• _WHAT IS NEEDED_
Look through the lines below; wherever the word "posts" appears, copy that line.

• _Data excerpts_
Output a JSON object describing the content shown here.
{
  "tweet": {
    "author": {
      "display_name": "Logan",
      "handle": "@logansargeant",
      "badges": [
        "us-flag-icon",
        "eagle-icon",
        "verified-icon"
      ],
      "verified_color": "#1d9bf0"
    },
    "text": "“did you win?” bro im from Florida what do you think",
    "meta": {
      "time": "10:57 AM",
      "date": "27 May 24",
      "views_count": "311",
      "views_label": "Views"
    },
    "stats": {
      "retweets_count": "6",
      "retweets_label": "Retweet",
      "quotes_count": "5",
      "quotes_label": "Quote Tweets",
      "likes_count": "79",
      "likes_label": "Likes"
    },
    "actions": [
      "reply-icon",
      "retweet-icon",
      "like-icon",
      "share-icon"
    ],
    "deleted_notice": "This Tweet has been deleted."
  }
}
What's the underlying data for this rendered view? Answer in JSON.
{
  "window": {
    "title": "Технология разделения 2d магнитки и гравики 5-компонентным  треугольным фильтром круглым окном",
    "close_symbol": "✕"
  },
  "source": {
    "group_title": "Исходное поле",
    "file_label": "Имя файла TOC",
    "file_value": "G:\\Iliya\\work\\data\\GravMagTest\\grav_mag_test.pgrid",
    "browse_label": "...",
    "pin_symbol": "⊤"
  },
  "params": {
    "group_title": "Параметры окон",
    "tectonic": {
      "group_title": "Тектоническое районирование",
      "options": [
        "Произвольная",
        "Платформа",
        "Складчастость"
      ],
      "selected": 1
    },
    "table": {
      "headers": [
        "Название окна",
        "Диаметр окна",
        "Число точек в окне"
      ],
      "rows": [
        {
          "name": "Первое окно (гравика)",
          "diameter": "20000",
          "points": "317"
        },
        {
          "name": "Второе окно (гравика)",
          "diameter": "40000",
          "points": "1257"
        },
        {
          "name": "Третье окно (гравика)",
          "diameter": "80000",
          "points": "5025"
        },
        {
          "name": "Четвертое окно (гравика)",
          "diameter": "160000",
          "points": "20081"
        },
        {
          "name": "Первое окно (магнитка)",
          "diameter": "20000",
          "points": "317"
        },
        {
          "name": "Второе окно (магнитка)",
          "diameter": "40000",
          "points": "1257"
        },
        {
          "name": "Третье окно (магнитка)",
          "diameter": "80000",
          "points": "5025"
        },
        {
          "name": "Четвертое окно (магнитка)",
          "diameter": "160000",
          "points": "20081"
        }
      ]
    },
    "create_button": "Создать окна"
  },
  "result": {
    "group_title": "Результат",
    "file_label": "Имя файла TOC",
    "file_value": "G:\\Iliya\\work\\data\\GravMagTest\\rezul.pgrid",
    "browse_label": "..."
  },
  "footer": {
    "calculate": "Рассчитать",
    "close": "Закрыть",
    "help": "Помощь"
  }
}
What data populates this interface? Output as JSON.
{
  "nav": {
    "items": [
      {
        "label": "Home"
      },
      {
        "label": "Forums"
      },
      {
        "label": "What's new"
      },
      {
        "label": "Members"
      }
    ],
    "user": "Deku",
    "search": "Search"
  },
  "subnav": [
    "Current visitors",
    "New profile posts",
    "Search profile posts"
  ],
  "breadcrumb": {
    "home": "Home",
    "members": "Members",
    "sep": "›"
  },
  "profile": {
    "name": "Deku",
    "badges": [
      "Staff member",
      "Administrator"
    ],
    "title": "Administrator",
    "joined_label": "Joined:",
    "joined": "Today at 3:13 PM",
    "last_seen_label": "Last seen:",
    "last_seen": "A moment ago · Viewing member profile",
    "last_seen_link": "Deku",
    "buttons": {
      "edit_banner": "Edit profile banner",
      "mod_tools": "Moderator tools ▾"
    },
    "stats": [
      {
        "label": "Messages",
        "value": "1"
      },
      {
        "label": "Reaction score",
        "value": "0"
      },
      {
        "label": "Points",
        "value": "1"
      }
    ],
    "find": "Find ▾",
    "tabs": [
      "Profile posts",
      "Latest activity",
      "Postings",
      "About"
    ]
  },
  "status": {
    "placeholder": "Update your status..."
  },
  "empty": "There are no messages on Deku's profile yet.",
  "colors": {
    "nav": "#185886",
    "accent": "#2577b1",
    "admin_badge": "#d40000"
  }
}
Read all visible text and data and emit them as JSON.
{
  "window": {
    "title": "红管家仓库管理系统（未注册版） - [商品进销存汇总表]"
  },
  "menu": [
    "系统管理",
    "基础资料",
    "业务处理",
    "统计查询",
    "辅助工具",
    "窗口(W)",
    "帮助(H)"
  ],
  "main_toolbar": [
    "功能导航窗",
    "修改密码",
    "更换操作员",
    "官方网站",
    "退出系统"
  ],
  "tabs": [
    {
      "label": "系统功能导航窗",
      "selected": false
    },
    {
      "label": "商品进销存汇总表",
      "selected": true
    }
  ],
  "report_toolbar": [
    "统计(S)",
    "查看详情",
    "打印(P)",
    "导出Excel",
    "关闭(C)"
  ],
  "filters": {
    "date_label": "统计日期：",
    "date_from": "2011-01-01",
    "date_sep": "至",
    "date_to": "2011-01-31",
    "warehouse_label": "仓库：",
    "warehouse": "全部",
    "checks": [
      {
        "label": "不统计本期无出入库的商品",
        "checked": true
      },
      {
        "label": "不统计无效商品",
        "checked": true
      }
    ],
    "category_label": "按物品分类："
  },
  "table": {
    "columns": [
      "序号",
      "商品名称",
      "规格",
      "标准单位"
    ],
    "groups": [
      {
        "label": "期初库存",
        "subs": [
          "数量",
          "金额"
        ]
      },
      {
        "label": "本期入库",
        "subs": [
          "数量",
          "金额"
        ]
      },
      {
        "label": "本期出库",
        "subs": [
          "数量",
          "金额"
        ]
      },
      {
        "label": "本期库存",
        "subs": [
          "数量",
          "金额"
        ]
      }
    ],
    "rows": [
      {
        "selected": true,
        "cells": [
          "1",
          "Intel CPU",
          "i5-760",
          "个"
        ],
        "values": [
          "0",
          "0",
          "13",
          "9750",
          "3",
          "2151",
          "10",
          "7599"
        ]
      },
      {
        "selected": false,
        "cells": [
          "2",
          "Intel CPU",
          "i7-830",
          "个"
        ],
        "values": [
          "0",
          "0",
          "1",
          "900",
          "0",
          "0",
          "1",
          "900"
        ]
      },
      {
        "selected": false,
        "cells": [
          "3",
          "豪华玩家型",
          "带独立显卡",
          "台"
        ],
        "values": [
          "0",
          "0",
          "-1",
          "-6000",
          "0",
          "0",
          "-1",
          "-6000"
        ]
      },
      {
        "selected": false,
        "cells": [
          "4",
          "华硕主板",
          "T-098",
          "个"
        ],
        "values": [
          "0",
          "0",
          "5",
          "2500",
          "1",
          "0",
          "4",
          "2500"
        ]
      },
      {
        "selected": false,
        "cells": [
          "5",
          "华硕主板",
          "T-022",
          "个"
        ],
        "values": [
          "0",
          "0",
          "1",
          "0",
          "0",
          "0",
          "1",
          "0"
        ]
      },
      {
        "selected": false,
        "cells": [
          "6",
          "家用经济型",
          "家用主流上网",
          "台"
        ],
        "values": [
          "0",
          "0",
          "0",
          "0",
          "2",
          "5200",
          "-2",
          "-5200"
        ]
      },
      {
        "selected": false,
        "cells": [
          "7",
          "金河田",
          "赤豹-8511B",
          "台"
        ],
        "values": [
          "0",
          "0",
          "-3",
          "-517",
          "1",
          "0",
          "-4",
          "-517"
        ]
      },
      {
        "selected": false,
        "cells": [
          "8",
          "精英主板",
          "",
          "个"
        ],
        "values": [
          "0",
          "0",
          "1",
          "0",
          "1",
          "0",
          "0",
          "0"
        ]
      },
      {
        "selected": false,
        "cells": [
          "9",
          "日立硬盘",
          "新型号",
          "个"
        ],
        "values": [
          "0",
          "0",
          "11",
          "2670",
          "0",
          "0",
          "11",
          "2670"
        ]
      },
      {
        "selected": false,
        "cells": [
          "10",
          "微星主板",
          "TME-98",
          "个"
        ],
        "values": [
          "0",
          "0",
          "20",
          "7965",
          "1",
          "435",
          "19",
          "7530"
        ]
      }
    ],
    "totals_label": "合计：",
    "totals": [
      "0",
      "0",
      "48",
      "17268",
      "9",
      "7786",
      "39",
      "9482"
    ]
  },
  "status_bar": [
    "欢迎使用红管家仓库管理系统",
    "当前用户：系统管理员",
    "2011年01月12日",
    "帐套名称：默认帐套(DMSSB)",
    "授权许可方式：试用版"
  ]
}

• _OUTPUT_
    "New profile posts",
    "Search profile posts"
      "Profile posts",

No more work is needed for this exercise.